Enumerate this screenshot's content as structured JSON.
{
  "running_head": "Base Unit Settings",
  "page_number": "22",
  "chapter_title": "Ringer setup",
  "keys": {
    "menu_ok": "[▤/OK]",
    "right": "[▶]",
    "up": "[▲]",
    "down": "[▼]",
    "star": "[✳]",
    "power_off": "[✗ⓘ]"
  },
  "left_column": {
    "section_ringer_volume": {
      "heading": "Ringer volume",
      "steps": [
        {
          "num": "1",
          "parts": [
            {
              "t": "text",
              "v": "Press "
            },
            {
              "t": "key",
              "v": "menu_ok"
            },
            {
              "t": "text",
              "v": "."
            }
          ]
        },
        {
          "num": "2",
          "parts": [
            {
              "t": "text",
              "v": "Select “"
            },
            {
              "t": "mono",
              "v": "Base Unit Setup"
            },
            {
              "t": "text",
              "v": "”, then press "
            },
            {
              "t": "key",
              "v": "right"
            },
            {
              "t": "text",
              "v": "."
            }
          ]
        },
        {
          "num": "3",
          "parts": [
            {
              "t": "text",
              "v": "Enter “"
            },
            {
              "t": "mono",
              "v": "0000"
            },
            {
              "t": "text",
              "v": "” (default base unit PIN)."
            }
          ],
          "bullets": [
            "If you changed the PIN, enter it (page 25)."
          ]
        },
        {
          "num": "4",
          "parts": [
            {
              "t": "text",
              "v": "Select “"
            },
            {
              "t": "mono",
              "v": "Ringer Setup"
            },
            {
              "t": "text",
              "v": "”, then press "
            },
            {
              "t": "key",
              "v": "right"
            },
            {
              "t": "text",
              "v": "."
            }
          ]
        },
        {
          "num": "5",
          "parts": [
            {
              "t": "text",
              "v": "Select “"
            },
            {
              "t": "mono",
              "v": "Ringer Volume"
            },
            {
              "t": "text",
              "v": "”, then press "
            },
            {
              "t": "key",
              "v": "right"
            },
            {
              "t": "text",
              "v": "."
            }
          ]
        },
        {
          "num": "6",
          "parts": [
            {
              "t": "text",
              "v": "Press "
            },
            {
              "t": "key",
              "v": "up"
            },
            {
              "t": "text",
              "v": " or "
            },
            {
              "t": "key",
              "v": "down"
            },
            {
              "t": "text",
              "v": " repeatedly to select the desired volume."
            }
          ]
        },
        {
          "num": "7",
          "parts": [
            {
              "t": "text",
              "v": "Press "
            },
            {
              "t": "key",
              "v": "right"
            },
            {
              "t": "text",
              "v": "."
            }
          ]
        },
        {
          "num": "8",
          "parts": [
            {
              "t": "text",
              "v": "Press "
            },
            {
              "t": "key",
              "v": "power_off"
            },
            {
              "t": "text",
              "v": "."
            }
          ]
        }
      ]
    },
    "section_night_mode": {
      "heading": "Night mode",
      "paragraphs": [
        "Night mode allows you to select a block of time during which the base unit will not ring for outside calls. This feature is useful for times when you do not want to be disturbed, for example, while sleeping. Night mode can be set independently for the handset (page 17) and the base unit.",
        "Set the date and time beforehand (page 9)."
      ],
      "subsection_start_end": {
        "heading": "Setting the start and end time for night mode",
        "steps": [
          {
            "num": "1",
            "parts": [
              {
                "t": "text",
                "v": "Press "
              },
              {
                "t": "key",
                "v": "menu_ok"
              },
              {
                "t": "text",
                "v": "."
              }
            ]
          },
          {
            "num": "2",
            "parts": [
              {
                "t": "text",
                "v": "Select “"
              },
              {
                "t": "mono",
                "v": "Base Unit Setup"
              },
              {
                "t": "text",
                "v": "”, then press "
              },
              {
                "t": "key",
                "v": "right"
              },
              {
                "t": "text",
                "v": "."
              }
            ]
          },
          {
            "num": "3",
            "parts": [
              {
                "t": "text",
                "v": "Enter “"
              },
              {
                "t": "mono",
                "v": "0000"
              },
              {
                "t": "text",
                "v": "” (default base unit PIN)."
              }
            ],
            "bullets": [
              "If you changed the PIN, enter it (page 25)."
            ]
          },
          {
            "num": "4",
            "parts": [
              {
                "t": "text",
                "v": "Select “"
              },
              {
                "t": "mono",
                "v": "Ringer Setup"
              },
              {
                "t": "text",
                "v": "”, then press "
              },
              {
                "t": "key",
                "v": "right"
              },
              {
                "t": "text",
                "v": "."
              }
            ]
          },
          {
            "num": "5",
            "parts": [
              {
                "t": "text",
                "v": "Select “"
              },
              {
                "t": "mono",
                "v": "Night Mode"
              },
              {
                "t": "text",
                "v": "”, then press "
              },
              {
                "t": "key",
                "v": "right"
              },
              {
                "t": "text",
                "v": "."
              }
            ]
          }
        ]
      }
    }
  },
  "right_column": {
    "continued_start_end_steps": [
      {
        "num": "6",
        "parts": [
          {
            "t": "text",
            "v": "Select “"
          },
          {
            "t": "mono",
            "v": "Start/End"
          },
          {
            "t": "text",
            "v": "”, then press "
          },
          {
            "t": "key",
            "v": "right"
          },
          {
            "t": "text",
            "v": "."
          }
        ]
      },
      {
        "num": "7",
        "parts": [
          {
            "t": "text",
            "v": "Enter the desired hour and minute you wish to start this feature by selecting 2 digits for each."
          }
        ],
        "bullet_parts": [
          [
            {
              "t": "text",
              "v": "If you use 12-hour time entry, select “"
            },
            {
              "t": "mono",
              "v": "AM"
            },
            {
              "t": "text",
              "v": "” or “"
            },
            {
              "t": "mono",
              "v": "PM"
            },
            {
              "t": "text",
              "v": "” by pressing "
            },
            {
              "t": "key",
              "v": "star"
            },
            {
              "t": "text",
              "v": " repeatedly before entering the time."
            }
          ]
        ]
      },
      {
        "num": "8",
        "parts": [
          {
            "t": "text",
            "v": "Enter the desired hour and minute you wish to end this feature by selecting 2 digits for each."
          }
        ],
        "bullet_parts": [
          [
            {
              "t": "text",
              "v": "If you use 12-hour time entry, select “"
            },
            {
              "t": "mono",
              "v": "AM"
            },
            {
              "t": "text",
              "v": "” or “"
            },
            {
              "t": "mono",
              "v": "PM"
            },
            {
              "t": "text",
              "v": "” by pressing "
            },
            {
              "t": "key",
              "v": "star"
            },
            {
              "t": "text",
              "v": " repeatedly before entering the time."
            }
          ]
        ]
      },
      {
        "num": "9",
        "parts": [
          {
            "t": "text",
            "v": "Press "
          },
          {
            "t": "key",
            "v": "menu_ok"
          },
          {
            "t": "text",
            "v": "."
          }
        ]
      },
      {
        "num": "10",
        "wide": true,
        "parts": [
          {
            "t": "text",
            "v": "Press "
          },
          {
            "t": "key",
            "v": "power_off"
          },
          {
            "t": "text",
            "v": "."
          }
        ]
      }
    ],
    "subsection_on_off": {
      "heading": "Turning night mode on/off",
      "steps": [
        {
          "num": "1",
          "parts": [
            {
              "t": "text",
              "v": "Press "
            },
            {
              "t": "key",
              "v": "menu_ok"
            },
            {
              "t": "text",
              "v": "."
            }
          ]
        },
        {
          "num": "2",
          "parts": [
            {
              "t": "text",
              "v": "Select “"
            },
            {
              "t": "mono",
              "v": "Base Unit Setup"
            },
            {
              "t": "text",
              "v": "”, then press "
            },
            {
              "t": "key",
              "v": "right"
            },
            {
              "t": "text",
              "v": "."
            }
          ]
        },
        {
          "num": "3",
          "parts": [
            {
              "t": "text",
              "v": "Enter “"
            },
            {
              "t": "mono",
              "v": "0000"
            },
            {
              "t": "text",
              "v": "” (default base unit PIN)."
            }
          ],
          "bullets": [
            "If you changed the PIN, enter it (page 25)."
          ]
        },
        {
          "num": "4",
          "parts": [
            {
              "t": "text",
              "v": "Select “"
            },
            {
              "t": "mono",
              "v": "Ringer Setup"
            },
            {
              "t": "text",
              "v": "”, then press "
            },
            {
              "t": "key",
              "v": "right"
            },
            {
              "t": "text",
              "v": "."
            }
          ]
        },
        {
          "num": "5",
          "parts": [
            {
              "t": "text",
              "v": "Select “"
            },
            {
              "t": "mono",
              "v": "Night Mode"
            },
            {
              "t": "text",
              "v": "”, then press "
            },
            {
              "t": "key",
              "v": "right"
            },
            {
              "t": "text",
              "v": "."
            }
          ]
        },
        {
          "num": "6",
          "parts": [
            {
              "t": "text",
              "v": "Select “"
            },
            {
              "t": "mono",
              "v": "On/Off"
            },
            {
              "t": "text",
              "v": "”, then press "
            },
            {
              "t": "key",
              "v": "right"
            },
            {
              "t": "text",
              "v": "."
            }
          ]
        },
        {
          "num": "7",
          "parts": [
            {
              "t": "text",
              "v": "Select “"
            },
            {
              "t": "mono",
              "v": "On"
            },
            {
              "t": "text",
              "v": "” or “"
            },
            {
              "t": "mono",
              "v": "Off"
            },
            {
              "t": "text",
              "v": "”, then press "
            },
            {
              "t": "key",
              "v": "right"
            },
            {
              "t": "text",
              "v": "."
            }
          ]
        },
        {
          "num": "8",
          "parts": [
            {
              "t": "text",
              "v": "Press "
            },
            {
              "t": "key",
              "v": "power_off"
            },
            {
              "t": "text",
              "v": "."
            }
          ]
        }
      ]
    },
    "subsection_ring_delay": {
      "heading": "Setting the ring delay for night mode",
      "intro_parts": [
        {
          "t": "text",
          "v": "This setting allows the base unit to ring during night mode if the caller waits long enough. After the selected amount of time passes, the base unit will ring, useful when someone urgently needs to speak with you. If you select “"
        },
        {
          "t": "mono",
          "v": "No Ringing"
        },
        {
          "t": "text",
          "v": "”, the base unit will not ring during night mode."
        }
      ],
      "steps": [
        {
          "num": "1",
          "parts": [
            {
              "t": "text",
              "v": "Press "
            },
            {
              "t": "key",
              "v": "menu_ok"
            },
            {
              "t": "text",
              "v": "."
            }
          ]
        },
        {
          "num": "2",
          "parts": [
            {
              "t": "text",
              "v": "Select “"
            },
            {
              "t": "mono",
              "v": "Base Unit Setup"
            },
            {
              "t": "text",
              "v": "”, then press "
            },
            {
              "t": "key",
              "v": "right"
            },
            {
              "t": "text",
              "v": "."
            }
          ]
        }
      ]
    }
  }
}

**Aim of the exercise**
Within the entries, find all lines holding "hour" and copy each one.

**Result for this exercise**
            "v": "Enter the desired hour and minute you wish to start this feature by selecting 2 digits for each."
              "v": "If you use 12-hour time entry, select “"
            "v": "Enter the desired hour and minute you wish to end this feature by selecting 2 digits for each."
              "v": "If you use 12-hour time entry, select “"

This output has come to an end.